  • Contributors CPC: study conception, design of the work, acquisition of data, statistical analysis, interpretation of data, drafting of the manuscript. RGN, ARA, LP, MM, JWA, FN, MOG, MRF: data acquisition, critical revision of manuscript. DCH: study conception, design of the work, acquisition of data, interpretation of data, critical revision of manuscript. DH is the guarantor.

  • Funding The authors have not declared a specific grant for this research from any funding agency in the public, commercial or not-for-profit sectors.

  • Competing interests CPC, ARA, LP, MM, JWA, FN, MOG, MRF: none. RGN: principal Investigator, Stryker Neurovascular (DAWN trial, no compensation; Trevo 2 trial), Cerenovus/Neuravi (ENDOLOW trial, no compensation); consultant to Stryker Neurovascular; steering committee member, Stryker Neurovascular (no compensation), Medtronic (SWIFT trial, SWIFT Prime trial, no compensation), Cerenovus/Neuravi (ARISE 2 trial, no compensation); angiographic core lab, Medtronic (STAR trial); executive committee member, Penumbra (no compensation); physician advisory board, Cerenovus/Neuravi, Phenox, Anaconda, Genentech, Biogen, Prolong Pharmaceuticals, Allm (no compensation), Viz-AI; stock options, Viz-AI. DCH: consultant for Stryker, Cerenovus, Vesalio; Viz-AI; stock options.

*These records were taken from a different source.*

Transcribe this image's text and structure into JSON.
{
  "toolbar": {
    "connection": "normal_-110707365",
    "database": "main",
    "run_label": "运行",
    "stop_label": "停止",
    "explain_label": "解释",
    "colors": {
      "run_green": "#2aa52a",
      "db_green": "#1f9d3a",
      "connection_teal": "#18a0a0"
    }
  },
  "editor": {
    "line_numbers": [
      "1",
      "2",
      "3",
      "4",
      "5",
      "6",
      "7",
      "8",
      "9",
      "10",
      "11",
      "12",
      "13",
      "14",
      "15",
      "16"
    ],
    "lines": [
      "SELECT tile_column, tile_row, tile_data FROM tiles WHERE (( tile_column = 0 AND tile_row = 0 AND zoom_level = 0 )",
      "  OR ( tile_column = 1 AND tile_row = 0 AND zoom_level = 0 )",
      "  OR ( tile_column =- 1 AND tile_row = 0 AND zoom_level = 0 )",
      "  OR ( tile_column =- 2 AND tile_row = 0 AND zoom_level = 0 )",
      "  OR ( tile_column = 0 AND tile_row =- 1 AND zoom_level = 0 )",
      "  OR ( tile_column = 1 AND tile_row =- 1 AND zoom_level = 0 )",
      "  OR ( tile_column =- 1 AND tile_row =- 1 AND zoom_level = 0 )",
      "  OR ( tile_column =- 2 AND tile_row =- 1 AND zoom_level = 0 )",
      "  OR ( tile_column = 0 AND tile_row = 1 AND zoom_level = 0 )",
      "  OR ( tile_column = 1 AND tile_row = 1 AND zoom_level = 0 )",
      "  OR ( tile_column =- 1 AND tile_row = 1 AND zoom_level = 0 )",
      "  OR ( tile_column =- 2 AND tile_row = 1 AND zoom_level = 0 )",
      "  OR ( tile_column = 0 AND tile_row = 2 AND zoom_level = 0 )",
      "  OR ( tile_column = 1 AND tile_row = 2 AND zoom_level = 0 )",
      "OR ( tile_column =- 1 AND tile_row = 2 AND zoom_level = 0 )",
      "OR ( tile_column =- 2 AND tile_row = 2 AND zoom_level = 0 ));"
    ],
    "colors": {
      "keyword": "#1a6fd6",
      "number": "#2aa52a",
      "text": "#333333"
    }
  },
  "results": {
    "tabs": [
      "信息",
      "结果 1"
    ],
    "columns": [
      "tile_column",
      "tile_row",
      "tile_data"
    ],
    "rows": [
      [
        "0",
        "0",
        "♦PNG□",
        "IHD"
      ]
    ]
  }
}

  • Provenance and peer review Not commissioned; externally peer reviewed.

  • Supplemental material This content has been supplied by the author(s). It has not been vetted by BMJ Publishing Group Limited (BMJ) and may not have been peer-reviewed. Any opinions or recommendations discussed are solely those of the author(s) and are not endorsed by BMJ. BMJ disclaims all liability and responsibility arising from any reliance placed on the content. Where the content includes any translated material, BMJ does not warrant the accuracy and reliability of the translations (including but not limited to local regulations, clinical guidelines, terminology, drug names and drug dosages), and is not responsible for any error and/or omissions arising from translation and adaptation or otherwise.